I read the following passage in the online Theory Book:
When writing VERY short stories, these two methods of "paring down" the information [i.e. limiting "Class" or "resolution level"] are often combined, resulting in a loss of perspective AND detail. So how small can a story be and still be a story? The minimal story consists of four dramatic units in a quad. This is the tiniest story that can create an interference pattern between the flow of space and time, encoding both reason and emotion in a way than can be decoded by an audience. However, ANY quad will do, which leads to a great number of minimal stories.
Pulp master Frederic Brown once wrote "Knock" -- described as the shortest SciFi story ever written:
"The last man on earth sat alone in a room. There was a knock on the door... "
Does that qualify?
Chris Huntley Re: -- Just for fun ... SHORT shorts! #1
I'm sure it qualifies as a short short story. However, from a GAS point of view, I don't think there's enough to qualify, even as a short short. The example really only has two elements -- a situation (last man on Earth) and an activity (a knock on the door). It definitely identifies an inequity between the situation and activity, but does not put it in any context. Therefore, it's a great start of a story but does not indicate author's intent and therefore does not inherently have meaning--a key element of a grand argument story.
Benesh Re: Just for fun ... SHORT shorts! #2
In certain respects one might consider this short short also a GAS; that is if the reader is moved enough to project all the explicitly missing bits that make a GAS, although probably mostly unconsciously, which is absolutely fine. The probably more interesting literary works of this world are in this respect also not GASs, if one chooses to consider this short short to not to be a GAS. -----READ THE PART DISCUSSING PROPAGANDA, TOWARDS THE END OF THE BOOK. And contrastingly, a fully GASed story or movie would be more obviously bad than a bad but non explicitly GASed one. One can get away with a lot if some of the stuff, if not a lot of it, stays under the skirt (the proverbial one). That is why clothes maketh the man. That is why Dramatica may be most useful as an internalised theory than a program with which to write your stories.

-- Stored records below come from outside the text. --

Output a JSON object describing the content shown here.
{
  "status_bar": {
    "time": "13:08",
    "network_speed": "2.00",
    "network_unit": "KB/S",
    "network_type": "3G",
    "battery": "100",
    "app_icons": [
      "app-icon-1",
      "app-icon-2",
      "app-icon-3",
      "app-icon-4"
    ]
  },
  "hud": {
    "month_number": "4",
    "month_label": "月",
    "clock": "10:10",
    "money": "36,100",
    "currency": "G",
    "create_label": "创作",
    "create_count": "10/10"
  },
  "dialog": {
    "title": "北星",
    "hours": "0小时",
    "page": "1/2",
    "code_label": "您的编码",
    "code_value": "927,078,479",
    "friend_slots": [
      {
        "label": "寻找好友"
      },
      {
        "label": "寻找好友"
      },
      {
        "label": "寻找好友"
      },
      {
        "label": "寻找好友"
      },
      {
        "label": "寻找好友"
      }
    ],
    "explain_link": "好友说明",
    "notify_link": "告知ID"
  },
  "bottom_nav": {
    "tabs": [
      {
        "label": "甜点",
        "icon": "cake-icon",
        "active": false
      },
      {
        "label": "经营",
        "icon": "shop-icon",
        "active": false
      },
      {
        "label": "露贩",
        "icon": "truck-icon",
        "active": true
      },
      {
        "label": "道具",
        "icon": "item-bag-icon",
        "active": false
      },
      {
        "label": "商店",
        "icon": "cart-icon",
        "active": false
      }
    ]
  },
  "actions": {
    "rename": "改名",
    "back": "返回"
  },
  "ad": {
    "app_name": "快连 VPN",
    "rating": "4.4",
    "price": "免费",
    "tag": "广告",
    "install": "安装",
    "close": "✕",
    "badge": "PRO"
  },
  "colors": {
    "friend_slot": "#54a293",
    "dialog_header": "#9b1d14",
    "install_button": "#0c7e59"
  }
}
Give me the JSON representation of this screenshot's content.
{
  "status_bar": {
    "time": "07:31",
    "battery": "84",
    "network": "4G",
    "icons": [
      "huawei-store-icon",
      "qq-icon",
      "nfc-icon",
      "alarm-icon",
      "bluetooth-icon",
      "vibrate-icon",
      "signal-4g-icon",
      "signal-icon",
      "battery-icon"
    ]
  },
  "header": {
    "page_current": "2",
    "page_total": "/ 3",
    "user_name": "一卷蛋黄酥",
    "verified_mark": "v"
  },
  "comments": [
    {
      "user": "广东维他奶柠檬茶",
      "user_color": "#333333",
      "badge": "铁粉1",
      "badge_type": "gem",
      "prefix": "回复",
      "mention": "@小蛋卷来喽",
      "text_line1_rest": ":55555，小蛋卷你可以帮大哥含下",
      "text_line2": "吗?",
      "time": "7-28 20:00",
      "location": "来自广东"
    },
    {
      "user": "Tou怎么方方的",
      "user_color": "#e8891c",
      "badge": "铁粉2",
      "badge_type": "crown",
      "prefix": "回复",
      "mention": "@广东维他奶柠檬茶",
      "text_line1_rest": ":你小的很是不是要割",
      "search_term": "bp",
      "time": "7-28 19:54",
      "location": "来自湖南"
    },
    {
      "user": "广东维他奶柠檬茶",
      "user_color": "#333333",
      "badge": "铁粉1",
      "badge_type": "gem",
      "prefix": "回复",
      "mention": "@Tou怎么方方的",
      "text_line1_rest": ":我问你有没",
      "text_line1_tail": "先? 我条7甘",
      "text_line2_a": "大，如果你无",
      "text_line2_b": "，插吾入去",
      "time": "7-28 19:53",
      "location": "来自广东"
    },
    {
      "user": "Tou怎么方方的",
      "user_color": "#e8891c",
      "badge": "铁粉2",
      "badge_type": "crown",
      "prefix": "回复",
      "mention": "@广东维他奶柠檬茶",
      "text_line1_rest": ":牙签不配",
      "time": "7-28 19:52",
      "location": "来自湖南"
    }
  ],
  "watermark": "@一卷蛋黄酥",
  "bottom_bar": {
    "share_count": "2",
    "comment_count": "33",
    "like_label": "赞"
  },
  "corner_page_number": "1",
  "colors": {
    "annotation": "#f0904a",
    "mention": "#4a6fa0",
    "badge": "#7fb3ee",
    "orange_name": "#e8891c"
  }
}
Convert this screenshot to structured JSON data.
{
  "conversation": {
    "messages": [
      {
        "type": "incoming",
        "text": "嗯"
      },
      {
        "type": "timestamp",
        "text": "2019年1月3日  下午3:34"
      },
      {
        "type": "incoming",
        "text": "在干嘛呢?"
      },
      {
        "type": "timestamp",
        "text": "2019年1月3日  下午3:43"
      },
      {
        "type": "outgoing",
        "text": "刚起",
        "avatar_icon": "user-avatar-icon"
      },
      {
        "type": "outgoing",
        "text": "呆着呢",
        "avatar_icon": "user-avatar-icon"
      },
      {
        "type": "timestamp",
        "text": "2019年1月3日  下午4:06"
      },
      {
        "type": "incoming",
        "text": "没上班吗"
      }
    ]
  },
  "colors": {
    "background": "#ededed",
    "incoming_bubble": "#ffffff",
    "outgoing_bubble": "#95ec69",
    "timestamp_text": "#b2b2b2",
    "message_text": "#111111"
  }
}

And that is great, cause the theory is fee to download; nicht wahr?
GroundlingCom Re: Just for fun ... SHORT shorts! #3
"Therefore, it's a great start of a story but ... "
Funny you should mention that.
Famed radio SciFi pulp writer Ernest Kinoy used it as the basis for an "X-Minus One" episode called "Knock" after fleshing it out considerably.
ogdencl Re: Just for fun ... SHORT shorts! #4
Lets add a fixed attitude and a manipulation:
"The last man on earth sat alone in a room. There was a knock on the door. The man didn't believe in aliens or God, so he convinced himself it was his imagination. "
Even with a full quad, though, it doesn't really seem like a full story, because of the missing thematic elements.
christchick7 Re: Just for fun ... SHORT shorts! #5
Thanks...I'm a rank beginner and you just gave me my first
understanding of fixed attitude and manipulation.
Chris Huntley Re: Just for fun ... SHORT shorts! #6
No....it's not enough for a full story, but it does introduce a "problem" and then "solve" it in a manner that feels complete, even though it is superficial. A "true" full story (in Dramatica) is a Grand Argument Story. It's structure and dynamics are described by a storyform.
In the short example, theme easily can be implied through the use of adjectives and adverbs. For example:
"The last man on Earth happily sat alone in a comfortable room. Unexpectedly, there was a quiet knock on the door. The foolish man didn't believe in aliens or God, so he quickly convinced himself it was his overactive imagination."
Theme is the story's standard by which elements within the story are judged. Using adjectives and adverbs exposes the author's opinion. In the revised example, the short short story goes from being thematically neutral to something with a bit more color: happily, comfortable, quiet, foolish, quickly, overactive. Even the progression of the added words implies a thematic "direction" (progression) which enhances the thematic "feel" of the story.
aiRo25 Re: Just for fun ... SHORT shorts! #7
But of course, if you're going to make it a story, there needs to be a little more. This is an idea, but it involves no cost or consequences. What is the goal? The goal is to deal with the knock at the door. That would be "Understanding." And what is the consequence of not understanding? That would be "conceptualizing" or "developing a plan."
For the sake of showing all this in a few words:
The last man on Earth sat happily alone in a comfortable room. Unexpectedly, there was a quiet knock on the door. The foolish man did not believe in aliens, or in God, so he quickly sought to convince himself it was his overactive imagination. The knock came again. He turned around, his back to the door. He grabbed a pair of ear plugs and put them in. He heard no more knocking at the door.
This feels fuller because something happens, and some action on his part validates that he has made his decision. Of course, the reader still wonders who was knocking, but the story itself feels more complete.
venusEnvy But you're forgetting #8
he was just the last MAN on earth. That isn't a complete story, no, but what if the knock was from the last WOMAN on earth?
Chris Huntley Re: But you're forgetting #9
Sounds like the beginning of a new story.